▼

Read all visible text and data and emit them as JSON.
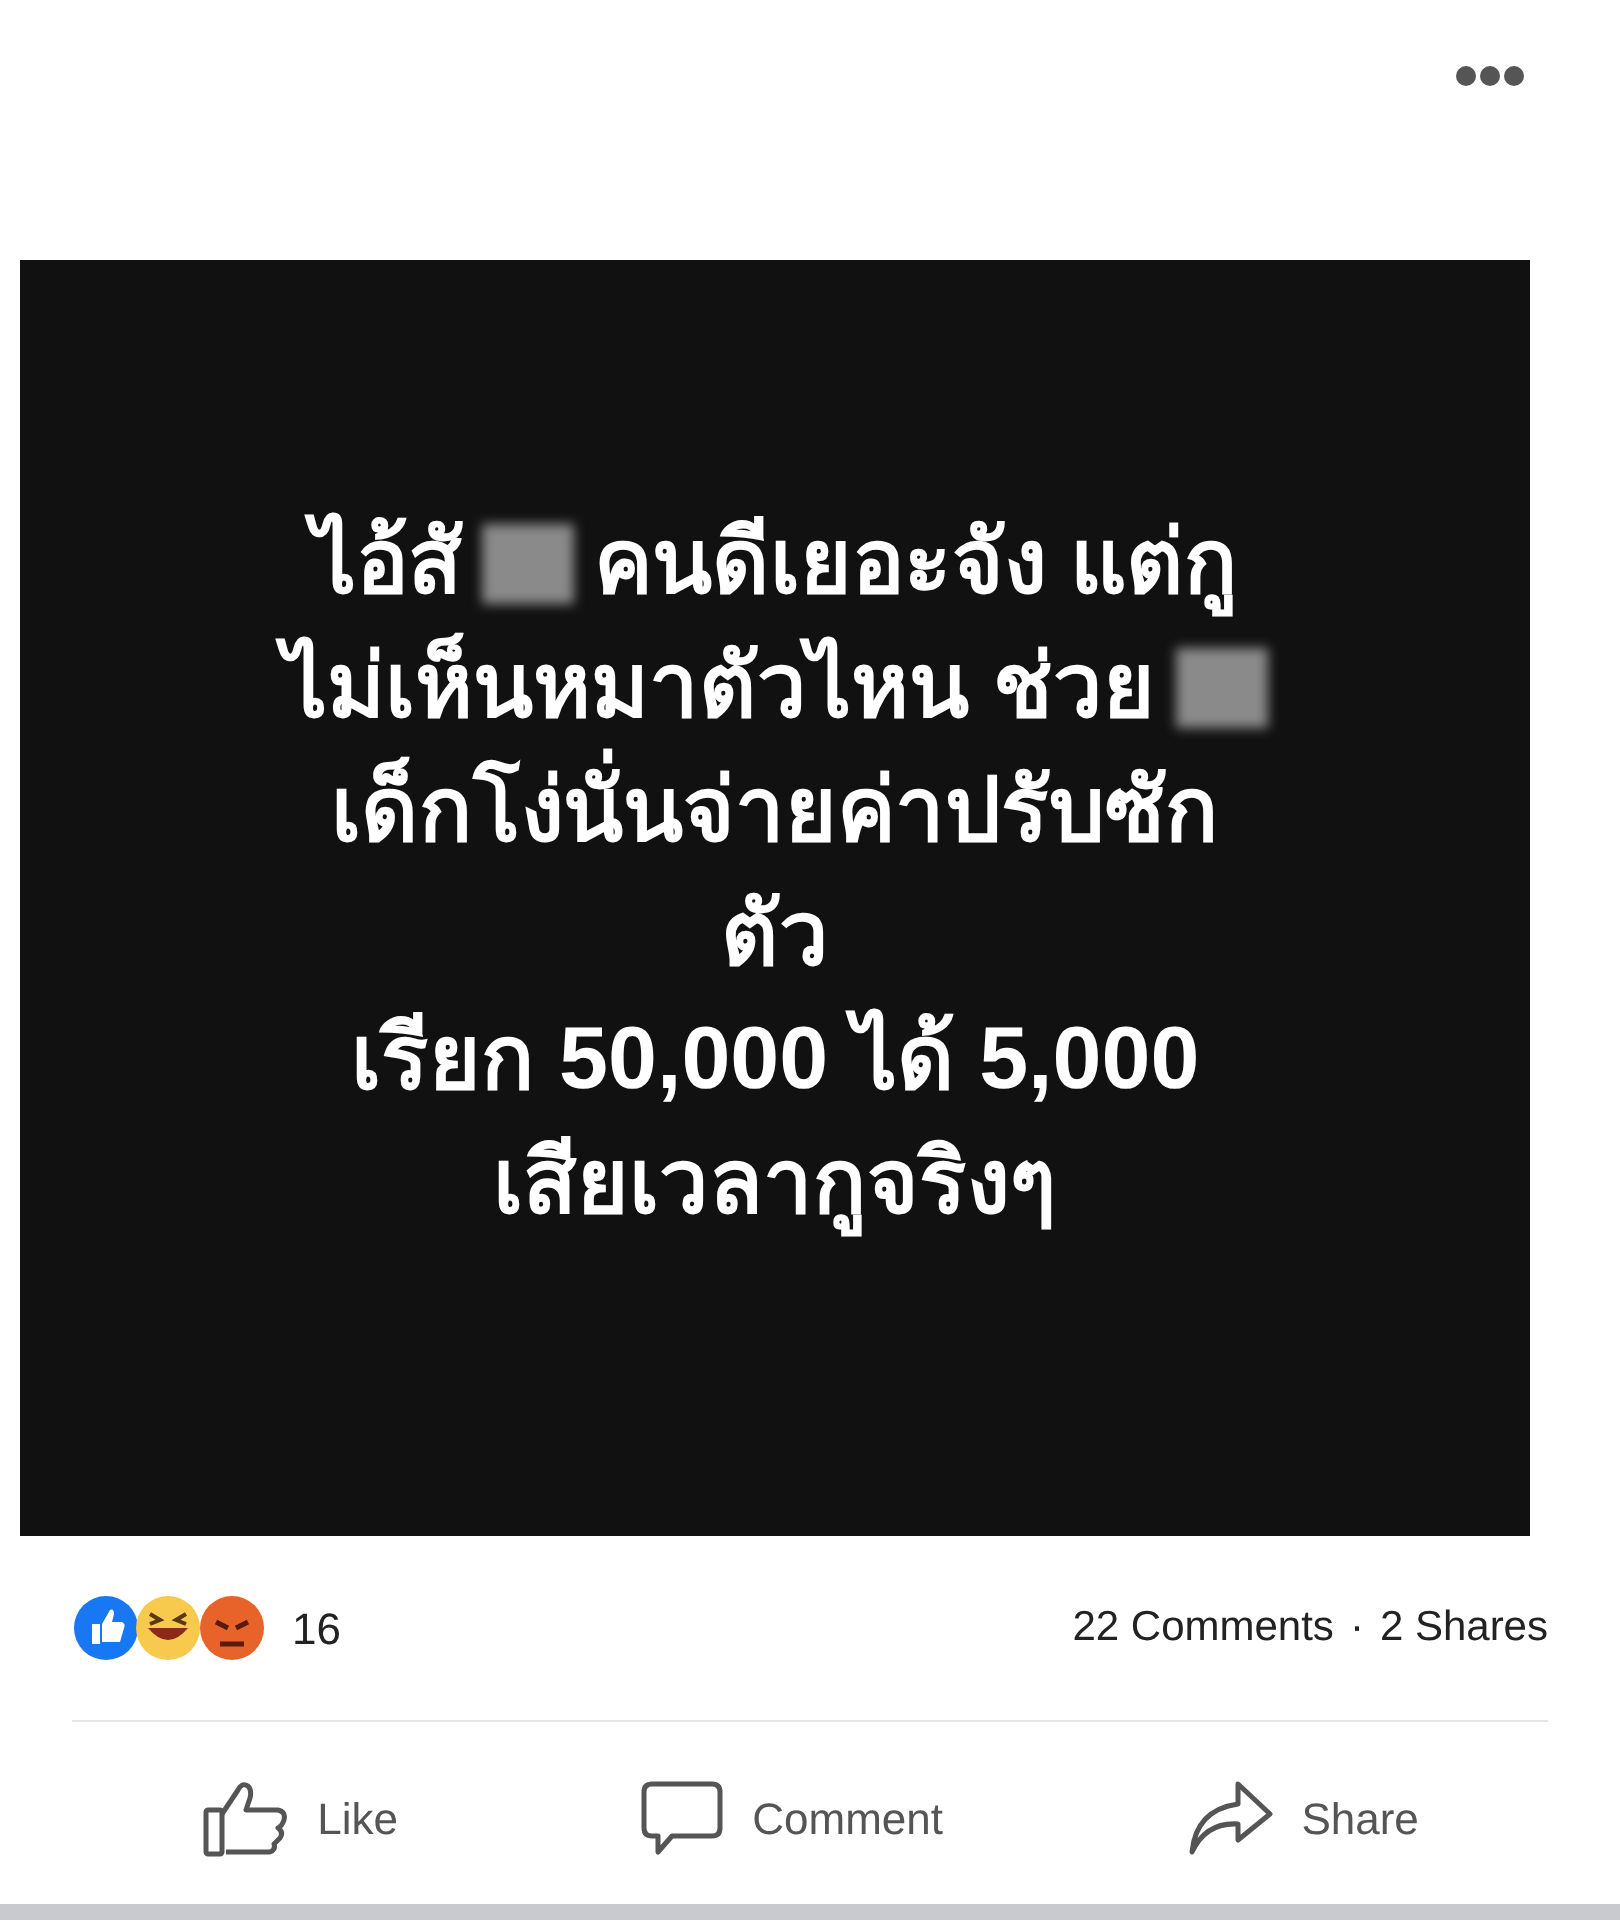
{
  "post": {
    "lines": [
      [
        {
          "kind": "text",
          "text": "ไอ้สั"
        },
        {
          "kind": "censored"
        },
        {
          "kind": "text",
          "text": "คนดีเยอะจัง แต่กู"
        }
      ],
      [
        {
          "kind": "text",
          "text": "ไม่เห็นหมาตัวไหน ช่วย"
        },
        {
          "kind": "censored"
        }
      ],
      [
        {
          "kind": "text",
          "text": "เด็กโง่นั่นจ่ายค่าปรับซัก"
        }
      ],
      [
        {
          "kind": "text",
          "text": "ตัว"
        }
      ],
      [
        {
          "kind": "text",
          "text": "เรียก 50,000 ได้ 5,000"
        }
      ],
      [
        {
          "kind": "text",
          "text": "เสียเวลากูจริงๆ"
        }
      ]
    ]
  },
  "reactions": {
    "count": "16",
    "comments": "22 Comments",
    "separator": "·",
    "shares": "2 Shares"
  },
  "actions": [
    {
      "kind": "like",
      "label": "Like"
    },
    {
      "kind": "comment",
      "label": "Comment"
    },
    {
      "kind": "share",
      "label": "Share"
    }
  ]
}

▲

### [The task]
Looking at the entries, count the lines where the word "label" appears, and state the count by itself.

### [Task solution]
3